Write out each line of the records that has "Digital" in it.

═════ GIVEN ENTRIES

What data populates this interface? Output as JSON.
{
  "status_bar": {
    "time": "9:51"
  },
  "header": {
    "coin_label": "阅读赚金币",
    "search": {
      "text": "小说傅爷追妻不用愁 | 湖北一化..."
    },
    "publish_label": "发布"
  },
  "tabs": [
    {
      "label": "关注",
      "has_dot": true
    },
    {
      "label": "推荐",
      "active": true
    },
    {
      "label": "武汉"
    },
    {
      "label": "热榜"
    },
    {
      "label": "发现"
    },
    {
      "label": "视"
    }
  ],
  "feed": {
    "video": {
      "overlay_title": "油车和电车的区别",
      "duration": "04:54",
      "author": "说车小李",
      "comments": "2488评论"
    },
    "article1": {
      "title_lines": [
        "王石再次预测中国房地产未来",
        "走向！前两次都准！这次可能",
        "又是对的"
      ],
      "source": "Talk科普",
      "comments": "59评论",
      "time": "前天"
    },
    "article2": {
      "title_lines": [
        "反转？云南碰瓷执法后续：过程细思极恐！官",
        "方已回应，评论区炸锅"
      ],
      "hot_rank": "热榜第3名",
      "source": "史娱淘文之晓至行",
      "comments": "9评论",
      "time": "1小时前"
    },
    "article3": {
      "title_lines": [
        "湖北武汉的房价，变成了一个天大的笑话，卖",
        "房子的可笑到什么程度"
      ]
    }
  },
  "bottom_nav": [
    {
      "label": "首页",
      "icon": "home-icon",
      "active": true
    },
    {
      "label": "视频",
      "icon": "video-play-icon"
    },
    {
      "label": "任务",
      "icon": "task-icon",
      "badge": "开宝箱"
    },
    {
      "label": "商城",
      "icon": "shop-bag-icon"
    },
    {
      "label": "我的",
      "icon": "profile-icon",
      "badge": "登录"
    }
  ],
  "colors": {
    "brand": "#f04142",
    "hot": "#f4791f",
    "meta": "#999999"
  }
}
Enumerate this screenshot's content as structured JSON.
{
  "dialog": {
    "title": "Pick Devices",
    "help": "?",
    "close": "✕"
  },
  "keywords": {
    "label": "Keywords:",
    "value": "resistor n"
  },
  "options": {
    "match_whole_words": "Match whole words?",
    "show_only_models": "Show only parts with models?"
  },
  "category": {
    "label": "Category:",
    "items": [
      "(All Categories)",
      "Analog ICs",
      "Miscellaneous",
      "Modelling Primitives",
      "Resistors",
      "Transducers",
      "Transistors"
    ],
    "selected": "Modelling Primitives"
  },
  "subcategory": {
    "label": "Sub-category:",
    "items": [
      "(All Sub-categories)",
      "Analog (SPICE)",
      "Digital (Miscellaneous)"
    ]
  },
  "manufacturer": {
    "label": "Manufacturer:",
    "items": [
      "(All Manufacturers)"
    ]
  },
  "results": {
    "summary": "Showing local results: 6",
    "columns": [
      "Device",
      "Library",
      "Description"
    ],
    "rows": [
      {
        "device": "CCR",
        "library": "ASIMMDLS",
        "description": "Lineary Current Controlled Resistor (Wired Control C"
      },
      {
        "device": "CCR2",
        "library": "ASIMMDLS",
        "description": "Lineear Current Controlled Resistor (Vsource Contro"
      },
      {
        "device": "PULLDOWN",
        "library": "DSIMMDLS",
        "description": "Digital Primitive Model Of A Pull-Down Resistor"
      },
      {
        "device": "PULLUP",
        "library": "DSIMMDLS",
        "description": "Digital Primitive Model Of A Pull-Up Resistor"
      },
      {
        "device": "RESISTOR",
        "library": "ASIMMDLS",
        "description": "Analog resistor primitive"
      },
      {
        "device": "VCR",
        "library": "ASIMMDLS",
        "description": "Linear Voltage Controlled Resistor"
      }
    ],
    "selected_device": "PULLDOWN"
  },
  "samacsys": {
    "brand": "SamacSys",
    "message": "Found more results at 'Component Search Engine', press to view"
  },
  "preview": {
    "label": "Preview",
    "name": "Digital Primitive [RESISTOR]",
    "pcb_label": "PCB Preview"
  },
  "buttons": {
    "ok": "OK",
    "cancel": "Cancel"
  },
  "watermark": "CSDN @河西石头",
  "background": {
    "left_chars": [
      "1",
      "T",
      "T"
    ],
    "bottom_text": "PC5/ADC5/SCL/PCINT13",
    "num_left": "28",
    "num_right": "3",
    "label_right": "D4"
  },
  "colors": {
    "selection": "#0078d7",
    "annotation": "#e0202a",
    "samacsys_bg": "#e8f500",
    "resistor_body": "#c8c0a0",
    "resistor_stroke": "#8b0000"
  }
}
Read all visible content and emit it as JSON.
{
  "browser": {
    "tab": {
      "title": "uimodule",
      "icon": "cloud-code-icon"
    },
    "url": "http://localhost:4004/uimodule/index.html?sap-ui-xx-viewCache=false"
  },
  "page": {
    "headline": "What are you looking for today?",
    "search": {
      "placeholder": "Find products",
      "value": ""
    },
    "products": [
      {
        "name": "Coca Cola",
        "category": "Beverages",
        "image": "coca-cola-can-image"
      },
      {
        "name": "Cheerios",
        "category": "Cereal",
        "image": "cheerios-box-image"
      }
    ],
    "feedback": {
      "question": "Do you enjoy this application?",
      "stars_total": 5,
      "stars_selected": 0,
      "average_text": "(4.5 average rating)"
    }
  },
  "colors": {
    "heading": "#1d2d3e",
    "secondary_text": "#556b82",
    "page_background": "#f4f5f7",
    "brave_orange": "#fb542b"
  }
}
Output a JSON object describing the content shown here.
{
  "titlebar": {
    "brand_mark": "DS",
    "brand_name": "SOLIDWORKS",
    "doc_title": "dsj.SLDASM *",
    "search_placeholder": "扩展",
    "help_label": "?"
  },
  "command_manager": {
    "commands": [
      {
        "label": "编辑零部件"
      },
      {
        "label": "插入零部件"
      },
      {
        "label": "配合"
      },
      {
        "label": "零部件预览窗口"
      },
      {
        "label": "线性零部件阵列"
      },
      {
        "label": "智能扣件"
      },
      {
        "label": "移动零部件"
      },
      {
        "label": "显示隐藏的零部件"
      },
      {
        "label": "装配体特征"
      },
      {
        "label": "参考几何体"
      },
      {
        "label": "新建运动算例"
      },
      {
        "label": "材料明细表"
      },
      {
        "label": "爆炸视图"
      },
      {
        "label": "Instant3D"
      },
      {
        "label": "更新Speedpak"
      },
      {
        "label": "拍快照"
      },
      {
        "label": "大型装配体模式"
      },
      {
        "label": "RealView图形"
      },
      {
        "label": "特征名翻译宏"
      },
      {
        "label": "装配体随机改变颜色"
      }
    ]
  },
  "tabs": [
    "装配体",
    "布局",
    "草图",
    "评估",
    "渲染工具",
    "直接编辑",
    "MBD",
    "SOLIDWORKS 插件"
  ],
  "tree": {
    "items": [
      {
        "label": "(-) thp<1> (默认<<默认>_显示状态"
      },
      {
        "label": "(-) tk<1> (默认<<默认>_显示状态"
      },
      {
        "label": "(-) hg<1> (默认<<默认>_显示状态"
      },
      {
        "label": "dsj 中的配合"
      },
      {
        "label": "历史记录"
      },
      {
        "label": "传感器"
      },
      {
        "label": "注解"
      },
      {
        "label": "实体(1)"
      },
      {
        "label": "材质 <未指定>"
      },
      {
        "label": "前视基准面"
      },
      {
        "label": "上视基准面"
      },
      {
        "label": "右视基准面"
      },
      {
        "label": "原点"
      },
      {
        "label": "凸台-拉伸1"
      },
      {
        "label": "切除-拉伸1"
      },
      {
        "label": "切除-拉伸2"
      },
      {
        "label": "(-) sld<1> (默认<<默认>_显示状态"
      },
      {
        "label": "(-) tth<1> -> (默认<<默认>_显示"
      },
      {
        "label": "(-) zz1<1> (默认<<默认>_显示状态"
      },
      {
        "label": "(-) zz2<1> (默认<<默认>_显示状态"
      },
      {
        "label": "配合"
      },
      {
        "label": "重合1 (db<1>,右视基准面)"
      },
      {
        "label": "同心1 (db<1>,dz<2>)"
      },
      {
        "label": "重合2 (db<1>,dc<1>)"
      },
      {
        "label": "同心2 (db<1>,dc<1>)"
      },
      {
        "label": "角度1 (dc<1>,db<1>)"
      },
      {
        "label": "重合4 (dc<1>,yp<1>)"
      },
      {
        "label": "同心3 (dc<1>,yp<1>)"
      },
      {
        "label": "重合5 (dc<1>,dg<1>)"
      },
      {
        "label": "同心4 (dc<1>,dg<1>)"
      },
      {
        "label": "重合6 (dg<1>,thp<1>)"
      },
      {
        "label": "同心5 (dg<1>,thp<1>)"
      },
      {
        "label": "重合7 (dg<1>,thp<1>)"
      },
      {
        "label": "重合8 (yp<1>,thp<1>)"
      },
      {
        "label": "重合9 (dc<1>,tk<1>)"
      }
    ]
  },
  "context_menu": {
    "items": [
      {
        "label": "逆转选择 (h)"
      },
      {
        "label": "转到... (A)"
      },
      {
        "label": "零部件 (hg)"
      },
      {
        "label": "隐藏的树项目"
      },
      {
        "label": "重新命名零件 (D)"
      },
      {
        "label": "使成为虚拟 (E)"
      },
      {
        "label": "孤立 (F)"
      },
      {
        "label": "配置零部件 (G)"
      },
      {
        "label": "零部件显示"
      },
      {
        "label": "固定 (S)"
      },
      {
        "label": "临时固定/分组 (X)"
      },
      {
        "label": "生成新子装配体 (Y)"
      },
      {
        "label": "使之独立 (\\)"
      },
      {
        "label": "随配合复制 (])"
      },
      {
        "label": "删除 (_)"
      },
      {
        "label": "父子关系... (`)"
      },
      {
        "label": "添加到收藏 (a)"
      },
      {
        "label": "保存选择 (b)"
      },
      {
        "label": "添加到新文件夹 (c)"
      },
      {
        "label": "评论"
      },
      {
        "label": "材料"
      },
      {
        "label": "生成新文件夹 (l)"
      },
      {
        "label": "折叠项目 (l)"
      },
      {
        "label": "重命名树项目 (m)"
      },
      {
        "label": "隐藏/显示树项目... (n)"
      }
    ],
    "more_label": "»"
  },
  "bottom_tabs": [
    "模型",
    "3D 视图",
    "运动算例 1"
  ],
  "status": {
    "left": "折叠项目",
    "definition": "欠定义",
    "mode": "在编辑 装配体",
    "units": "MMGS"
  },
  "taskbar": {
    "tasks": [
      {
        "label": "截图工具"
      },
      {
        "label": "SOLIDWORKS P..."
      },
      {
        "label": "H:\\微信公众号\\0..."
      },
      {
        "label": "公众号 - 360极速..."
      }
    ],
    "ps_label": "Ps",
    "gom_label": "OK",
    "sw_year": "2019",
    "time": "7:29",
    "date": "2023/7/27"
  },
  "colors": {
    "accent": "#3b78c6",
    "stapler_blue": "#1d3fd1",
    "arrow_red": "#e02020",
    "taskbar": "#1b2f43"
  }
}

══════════

RESPONSE:
      "Digital (Miscellaneous)"
        "description": "Digital Primitive Model Of A Pull-Down Resistor"
        "description": "Digital Primitive Model Of A Pull-Up Resistor"
    "name": "Digital Primitive [RESISTOR]",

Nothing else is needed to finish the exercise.